__Requirement__.
While copying the entries exactly, leave out each picture they contain.

__Supplied entries__.
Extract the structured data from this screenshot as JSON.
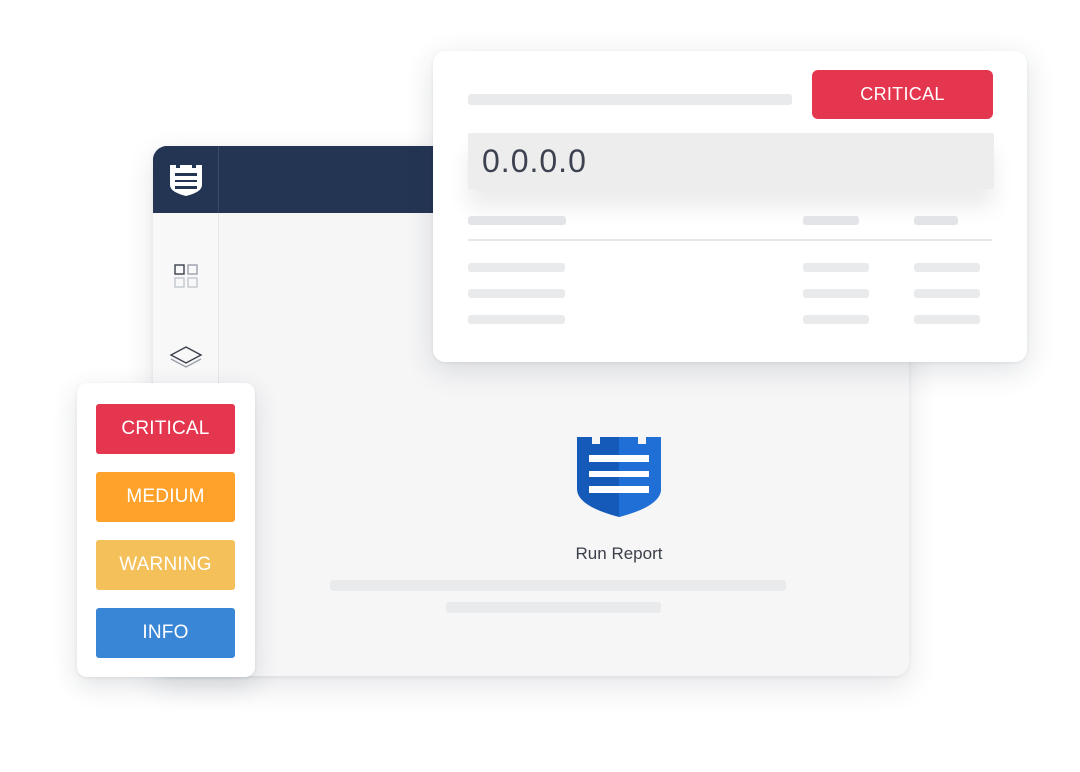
{
  "app": {
    "main_title": "Run Report",
    "sidebar_icons": [
      "grid-icon",
      "layers-icon"
    ]
  },
  "detail_card": {
    "severity_label": "CRITICAL",
    "ip_value": "0.0.0.0"
  },
  "severity_legend": {
    "items": [
      {
        "label": "CRITICAL",
        "color": "#e5364f"
      },
      {
        "label": "MEDIUM",
        "color": "#ffa22b"
      },
      {
        "label": "WARNING",
        "color": "#f3c05a"
      },
      {
        "label": "INFO",
        "color": "#3a86d6"
      }
    ]
  },
  "colors": {
    "header_navy": "#243553",
    "brand_blue": "#1559b9",
    "critical": "#e5364f"
  }
}
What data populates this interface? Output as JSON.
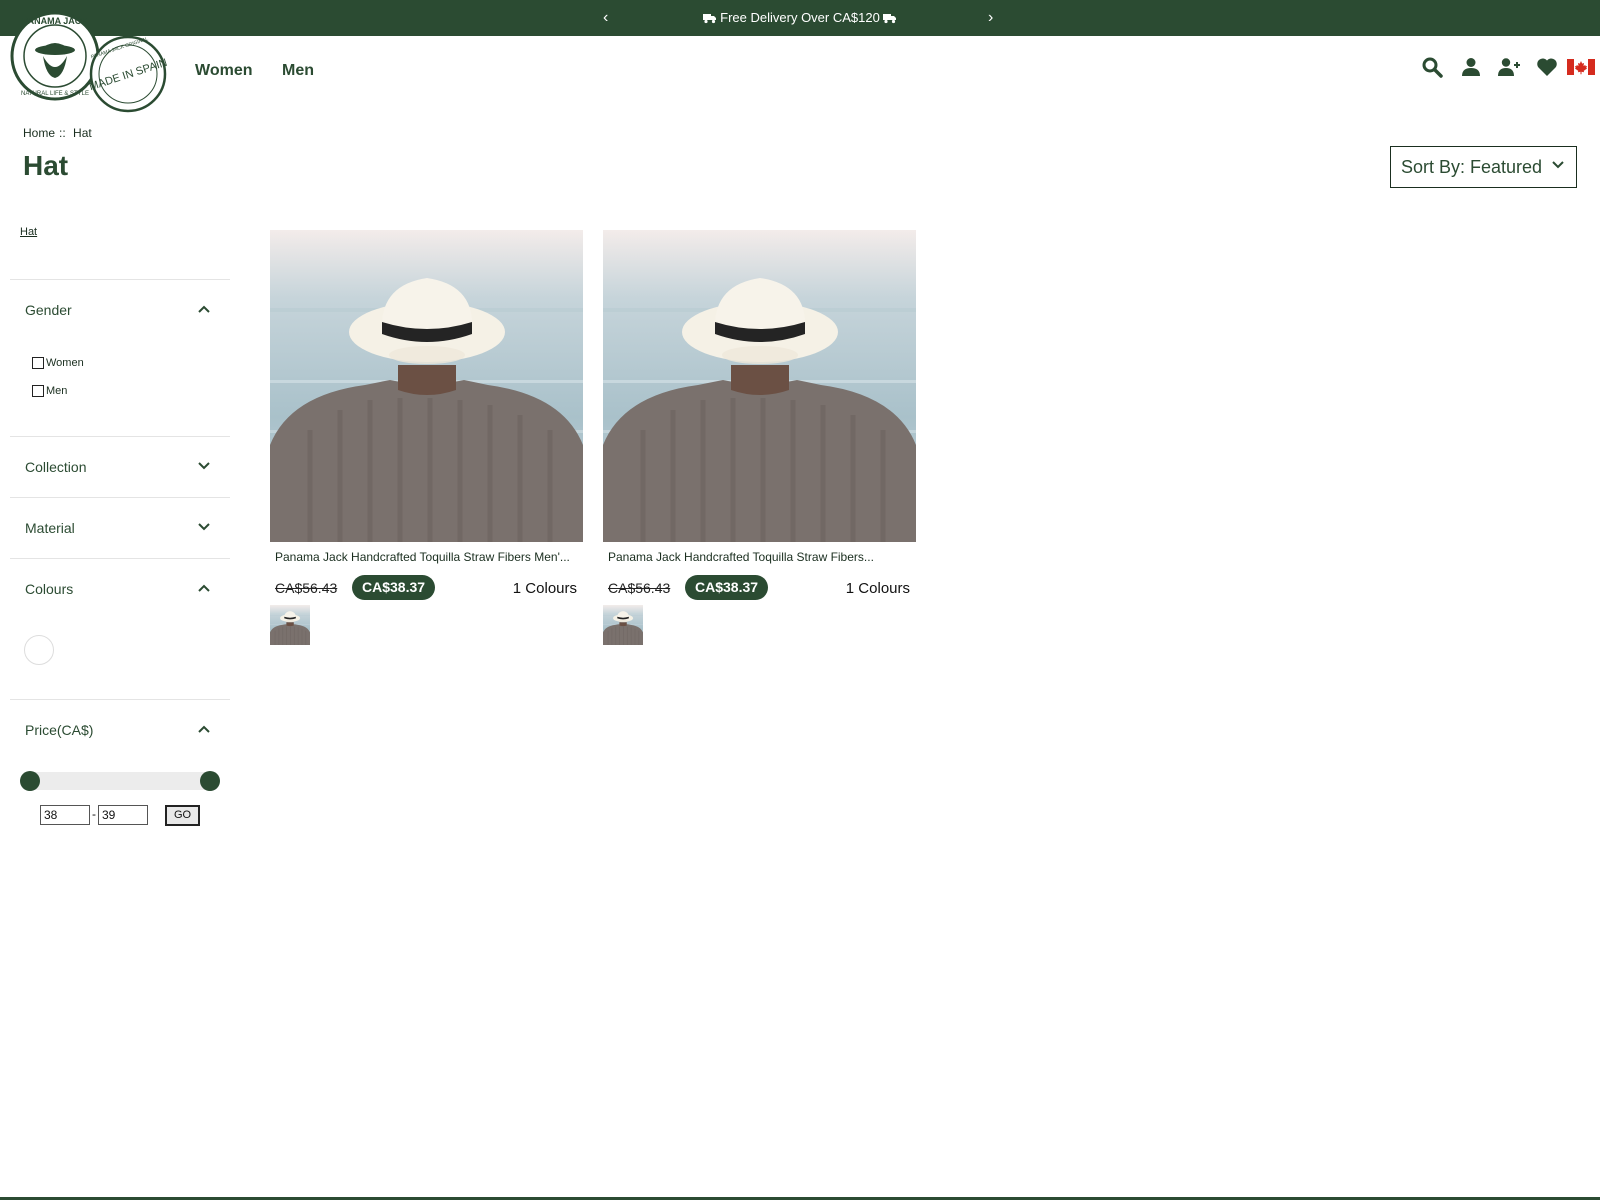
{
  "topbar": {
    "promo_text": "Free Delivery Over CA$120",
    "prev_arrow": "‹",
    "next_arrow": "›"
  },
  "logo": {
    "brand_text": "PANAMA JACK",
    "tagline": "NATURAL LIFE & STYLE",
    "stamp_text": "MADE IN SPAIN",
    "stamp_ring_text": "PANAMA JACK ORIGINAL"
  },
  "nav": {
    "women": "Women",
    "men": "Men"
  },
  "header_icons": [
    "search-icon",
    "account-icon",
    "add-user-icon",
    "wishlist-heart-icon",
    "canada-flag-icon"
  ],
  "breadcrumb": {
    "home": "Home",
    "separator": "::",
    "current": "Hat"
  },
  "page_title": "Hat",
  "sort": {
    "label": "Sort By: Featured"
  },
  "sidebar": {
    "category_link": "Hat",
    "filters": {
      "gender": {
        "title": "Gender",
        "options": [
          "Women",
          "Men"
        ]
      },
      "collection": {
        "title": "Collection"
      },
      "material": {
        "title": "Material"
      },
      "colours": {
        "title": "Colours",
        "swatch_color": "#ffffff"
      },
      "price": {
        "title": "Price(CA$)",
        "min_value": "38",
        "max_value": "39",
        "range_fill": [
          0,
          1
        ],
        "go_label": "GO"
      }
    }
  },
  "products": [
    {
      "name": "Panama Jack Handcrafted Toquilla Straw Fibers Men'...",
      "old_price": "CA$56.43",
      "price": "CA$38.37",
      "colours": "1 Colours"
    },
    {
      "name": "Panama Jack Handcrafted Toquilla Straw Fibers...",
      "old_price": "CA$56.43",
      "price": "CA$38.37",
      "colours": "1 Colours"
    }
  ],
  "colors": {
    "brand_green": "#2b4b32",
    "flag_red": "#d52b1e"
  }
}
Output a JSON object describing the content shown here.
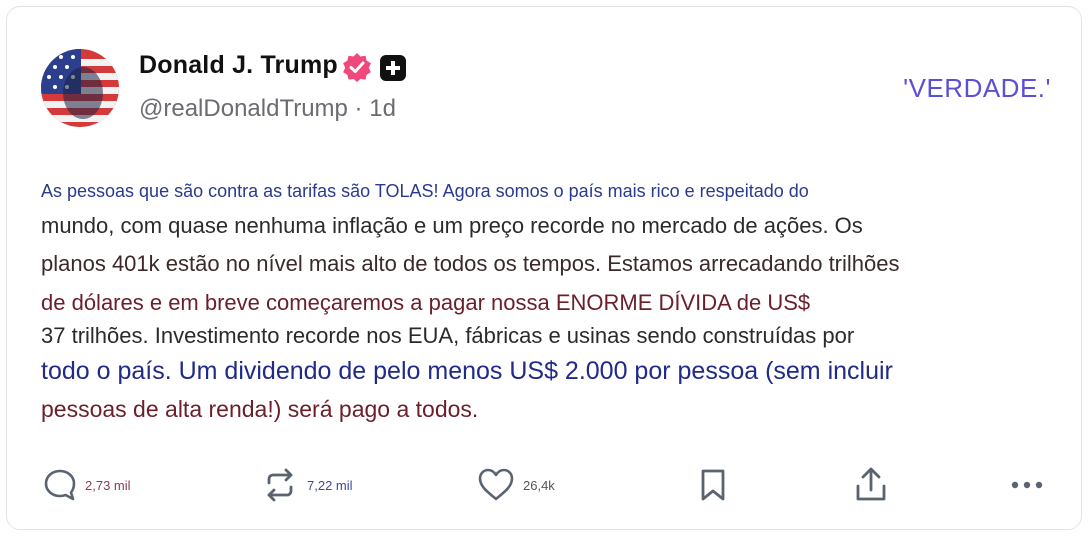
{
  "post": {
    "author_name": "Donald J. Trump",
    "handle_line": "@realDonaldTrump · 1d",
    "tag": "'VERDADE.'",
    "lines": [
      "As pessoas que são contra as tarifas são TOLAS! Agora somos o país mais rico e respeitado do",
      "mundo, com quase nenhuma inflação e um preço recorde no mercado de ações. Os",
      "planos 401k estão no nível mais alto de todos os tempos. Estamos arrecadando trilhões",
      "de dólares e em breve começaremos a pagar nossa ENORME DÍVIDA de US$",
      "37 trilhões. Investimento recorde nos EUA, fábricas e usinas sendo construídas por",
      "todo o país. Um dividendo de pelo menos US$ 2.000 por pessoa (sem incluir",
      "pessoas de alta renda!) será pago a todos."
    ]
  },
  "actions": {
    "replies": "2,73 mil",
    "reposts": "7,22 mil",
    "likes": "26,4k"
  },
  "icons": [
    "avatar-flag",
    "verified-badge",
    "plus-badge",
    "reply-icon",
    "repost-icon",
    "like-icon",
    "bookmark-icon",
    "share-icon",
    "more-icon"
  ],
  "colors": {
    "verified": "#f0487a",
    "accent": "#5b4fd6",
    "text": "#111111"
  }
}
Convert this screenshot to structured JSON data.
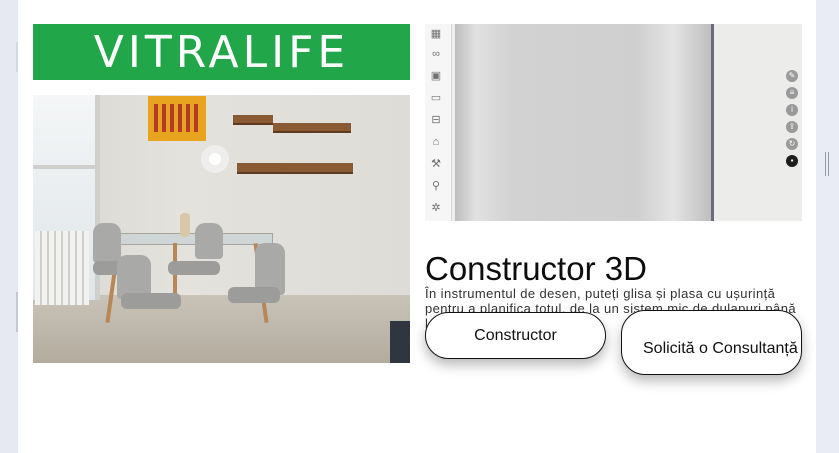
{
  "brand": {
    "logo_text": "VITRALIFE",
    "logo_color": "#22a64a"
  },
  "constructor_section": {
    "title": "Constructor 3D",
    "description": "În instrumentul de desen, puteți glisa și plasa cu ușurință pentru a planifica totul, de la un sistem mic de dulapuri până la o bucătărie completă.",
    "primary_button": "Constructor",
    "secondary_button": "Solicită o Consultanță"
  },
  "viewer": {
    "tool_icons": [
      "grid-icon",
      "link-icon",
      "frame-icon",
      "door-icon",
      "drawer-icon",
      "hanger-icon",
      "tool-icon",
      "wrench-icon",
      "light-icon"
    ],
    "side_icons": [
      "pencil-icon",
      "measure-icon",
      "info-icon",
      "share-icon",
      "rotate-icon",
      "camera-icon"
    ]
  }
}
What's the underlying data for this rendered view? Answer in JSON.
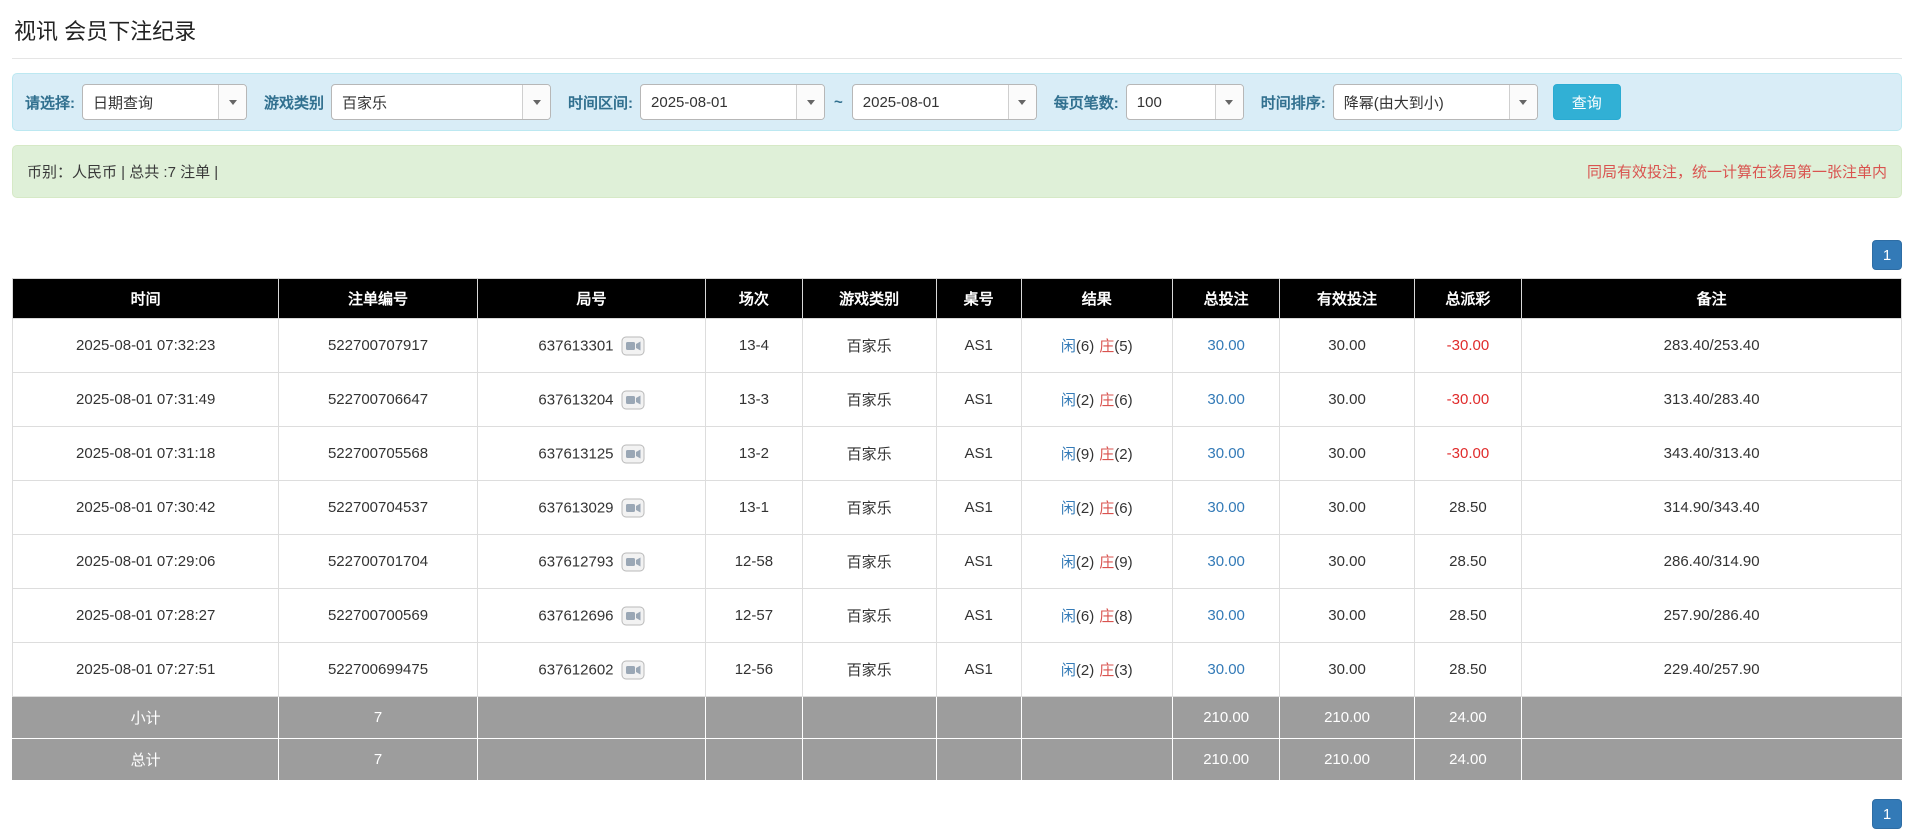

__Problem solution__.
Extract the structured data from this screenshot as JSON.
{
  "app": {
    "main_title": "Run Report",
    "sidebar_icons": [
      "grid-icon",
      "layers-icon"
    ]
  },
  "detail_card": {
    "severity_label": "CRITICAL",
    "ip_value": "0.0.0.0"
  },
  "severity_legend": {
    "items": [
      {
        "label": "CRITICAL",
        "color": "#e5364f"
      },
      {
        "label": "MEDIUM",
        "color": "#ffa22b"
      },
      {
        "label": "WARNING",
        "color": "#f3c05a"
      },
      {
        "label": "INFO",
        "color": "#3a86d6"
      }
    ]
  },
  "colors": {
    "header_navy": "#243553",
    "brand_blue": "#1559b9",
    "critical": "#e5364f"
  }
}
What data populates this interface? Output as JSON.
{
  "topbar": {
    "promo_text": "Free Delivery Over CA$120",
    "prev_arrow": "‹",
    "next_arrow": "›"
  },
  "logo": {
    "brand_text": "PANAMA JACK",
    "tagline": "NATURAL LIFE & STYLE",
    "stamp_text": "MADE IN SPAIN",
    "stamp_ring_text": "PANAMA JACK ORIGINAL"
  },
  "nav": {
    "women": "Women",
    "men": "Men"
  },
  "header_icons": [
    "search-icon",
    "account-icon",
    "add-user-icon",
    "wishlist-heart-icon",
    "canada-flag-icon"
  ],
  "breadcrumb": {
    "home": "Home",
    "separator": "::",
    "current": "Hat"
  },
  "page_title": "Hat",
  "sort": {
    "label": "Sort By: Featured"
  },
  "sidebar": {
    "category_link": "Hat",
    "filters": {
      "gender": {
        "title": "Gender",
        "options": [
          "Women",
          "Men"
        ]
      },
      "collection": {
        "title": "Collection"
      },
      "material": {
        "title": "Material"
      },
      "colours": {
        "title": "Colours",
        "swatch_color": "#ffffff"
      },
      "price": {
        "title": "Price(CA$)",
        "min_value": "38",
        "max_value": "39",
        "range_fill": [
          0,
          1
        ],
        "go_label": "GO"
      }
    }
  },
  "products": [
    {
      "name": "Panama Jack Handcrafted Toquilla Straw Fibers Men'...",
      "old_price": "CA$56.43",
      "price": "CA$38.37",
      "colours": "1 Colours"
    },
    {
      "name": "Panama Jack Handcrafted Toquilla Straw Fibers...",
      "old_price": "CA$56.43",
      "price": "CA$38.37",
      "colours": "1 Colours"
    }
  ],
  "colors": {
    "brand_green": "#2b4b32",
    "flag_red": "#d52b1e"
  }
}
Output a JSON object describing the content shown here.
{
  "post": {
    "author_name": "Donald J. Trump",
    "handle_line": "@realDonaldTrump · 1d",
    "tag": "'VERDADE.'",
    "lines": [
      "As pessoas que são contra as tarifas são TOLAS! Agora somos o país mais rico e respeitado do",
      "mundo, com quase nenhuma inflação e um preço recorde no mercado de ações. Os",
      "planos 401k estão no nível mais alto de todos os tempos. Estamos arrecadando trilhões",
      "de dólares e em breve começaremos a pagar nossa ENORME DÍVIDA de US$",
      "37 trilhões. Investimento recorde nos EUA, fábricas e usinas sendo construídas por",
      "todo o país. Um dividendo de pelo menos US$ 2.000 por pessoa (sem incluir",
      "pessoas de alta renda!) será pago a todos."
    ]
  },
  "actions": {
    "replies": "2,73 mil",
    "reposts": "7,22 mil",
    "likes": "26,4k"
  },
  "icons": [
    "avatar-flag",
    "verified-badge",
    "plus-badge",
    "reply-icon",
    "repost-icon",
    "like-icon",
    "bookmark-icon",
    "share-icon",
    "more-icon"
  ],
  "colors": {
    "verified": "#f0487a",
    "accent": "#5b4fd6",
    "text": "#111111"
  }
}
Convert this screenshot to structured JSON data.
{
  "brand": {
    "logo_text": "VITRALIFE",
    "logo_color": "#22a64a"
  },
  "constructor_section": {
    "title": "Constructor 3D",
    "description": "În instrumentul de desen, puteți glisa și plasa cu ușurință pentru a planifica totul, de la un sistem mic de dulapuri până la o bucătărie completă.",
    "primary_button": "Constructor",
    "secondary_button": "Solicită o Consultanță"
  },
  "viewer": {
    "tool_icons": [
      "grid-icon",
      "link-icon",
      "frame-icon",
      "door-icon",
      "drawer-icon",
      "hanger-icon",
      "tool-icon",
      "wrench-icon",
      "light-icon"
    ],
    "side_icons": [
      "pencil-icon",
      "measure-icon",
      "info-icon",
      "share-icon",
      "rotate-icon",
      "camera-icon"
    ]
  }
}
What's the underlying data for this rendered view? Answer in JSON.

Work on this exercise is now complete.